EXCERPTED DATA
-- Opening Marker --
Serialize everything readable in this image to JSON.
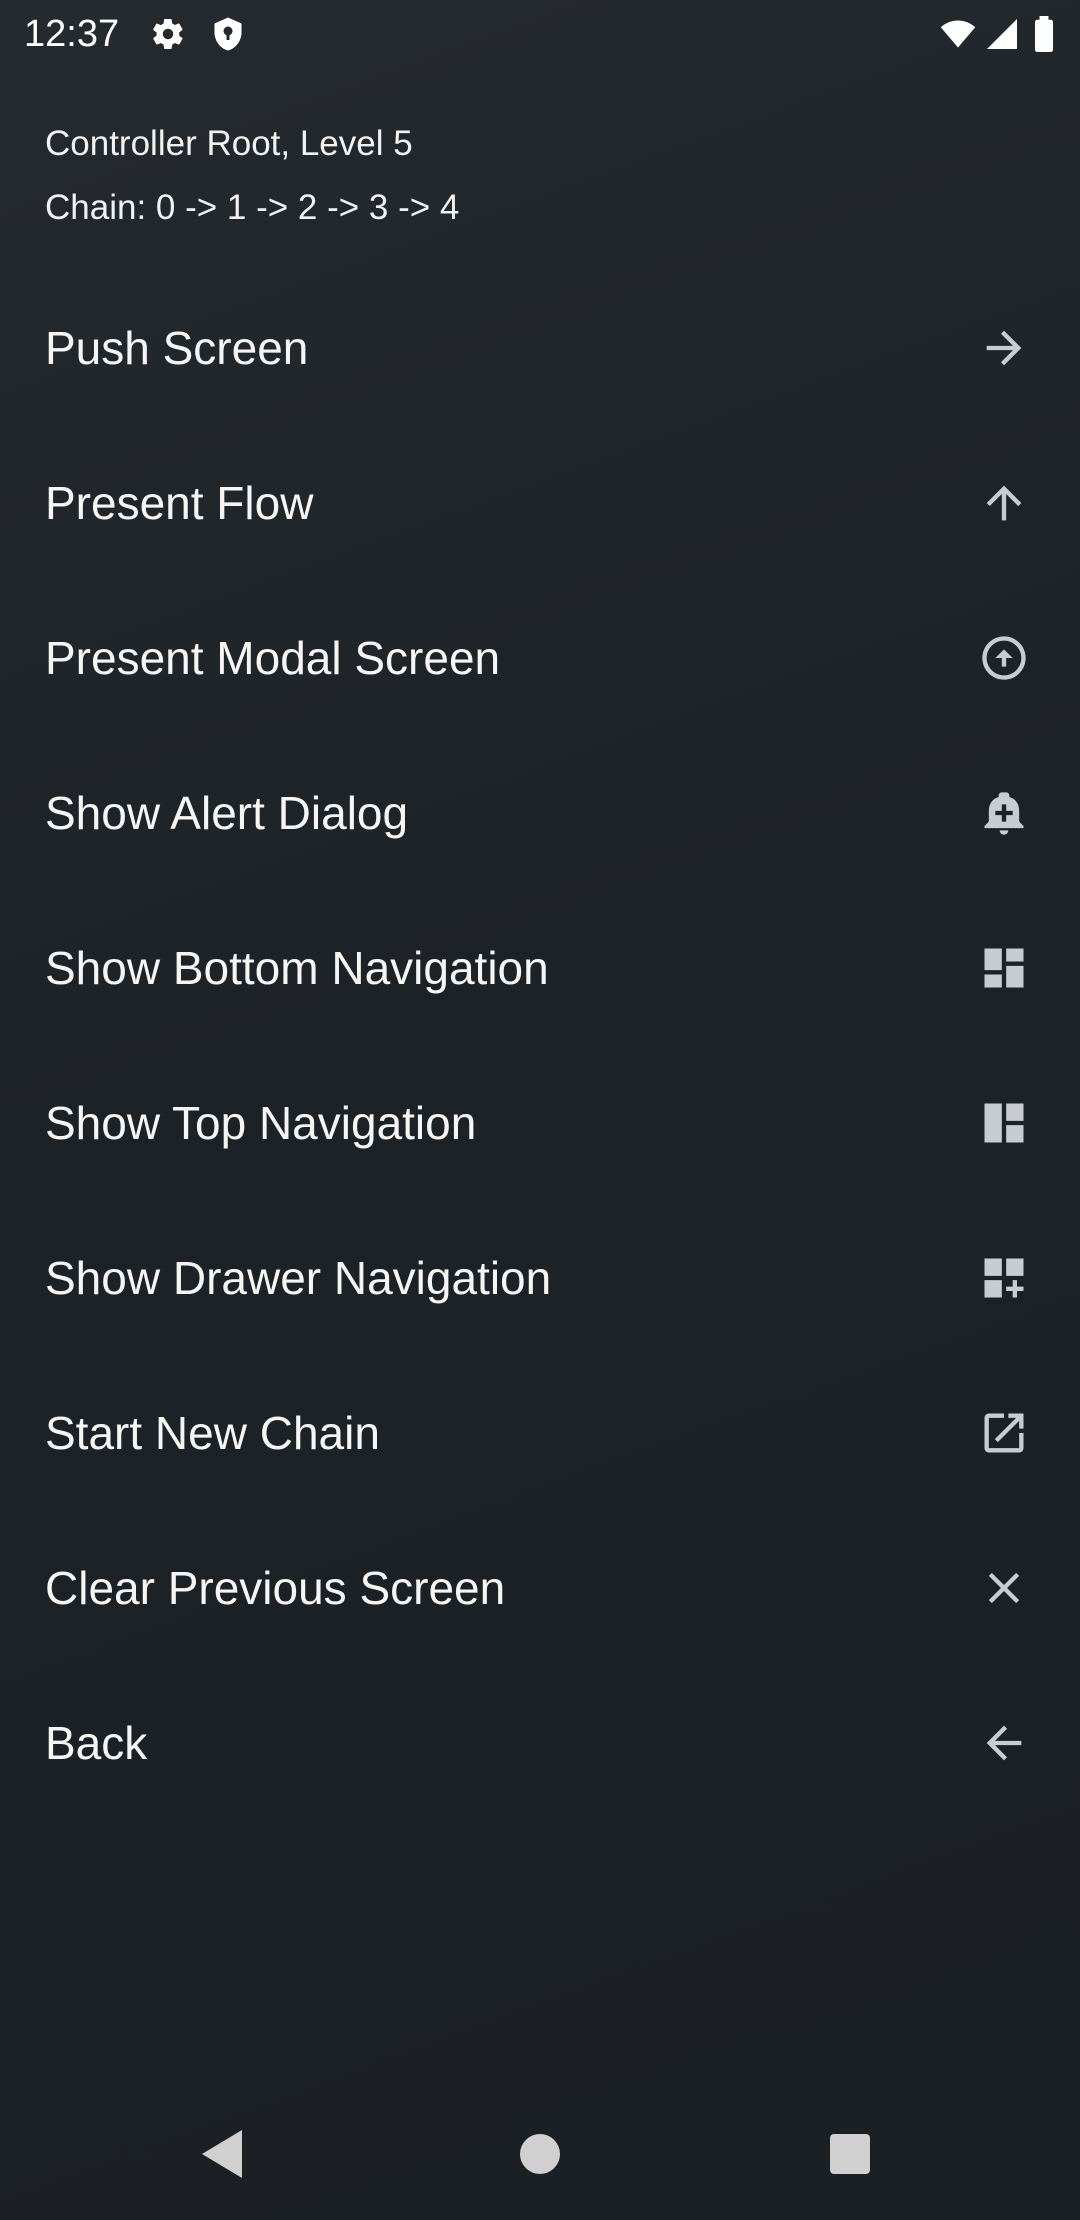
{
  "status_bar": {
    "time": "12:37",
    "icons": [
      "settings-icon",
      "shield-icon",
      "wifi-icon",
      "signal-icon",
      "battery-icon"
    ]
  },
  "header": {
    "title": "Controller Root, Level 5",
    "chain": "Chain: 0 -> 1 -> 2 -> 3 -> 4"
  },
  "menu": {
    "items": [
      {
        "label": "Push Screen",
        "icon": "arrow-forward-icon"
      },
      {
        "label": "Present Flow",
        "icon": "arrow-upward-icon"
      },
      {
        "label": "Present Modal Screen",
        "icon": "arrow-circle-up-icon"
      },
      {
        "label": "Show Alert Dialog",
        "icon": "add-alert-icon"
      },
      {
        "label": "Show Bottom Navigation",
        "icon": "dashboard-icon"
      },
      {
        "label": "Show Top Navigation",
        "icon": "view-quilt-icon"
      },
      {
        "label": "Show Drawer Navigation",
        "icon": "dashboard-add-icon"
      },
      {
        "label": "Start New Chain",
        "icon": "open-in-new-icon"
      },
      {
        "label": "Clear Previous Screen",
        "icon": "close-icon"
      },
      {
        "label": "Back",
        "icon": "arrow-back-icon"
      }
    ]
  },
  "nav_bar": {
    "buttons": [
      "back-triangle-icon",
      "home-circle-icon",
      "recents-square-icon"
    ]
  },
  "colors": {
    "background": "#1e2328",
    "text": "#f5f5f5",
    "icon": "#c9cdd1"
  }
}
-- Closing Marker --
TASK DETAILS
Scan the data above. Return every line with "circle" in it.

RESULT BELOW
        "icon": "arrow-circle-up-icon"
      "home-circle-icon",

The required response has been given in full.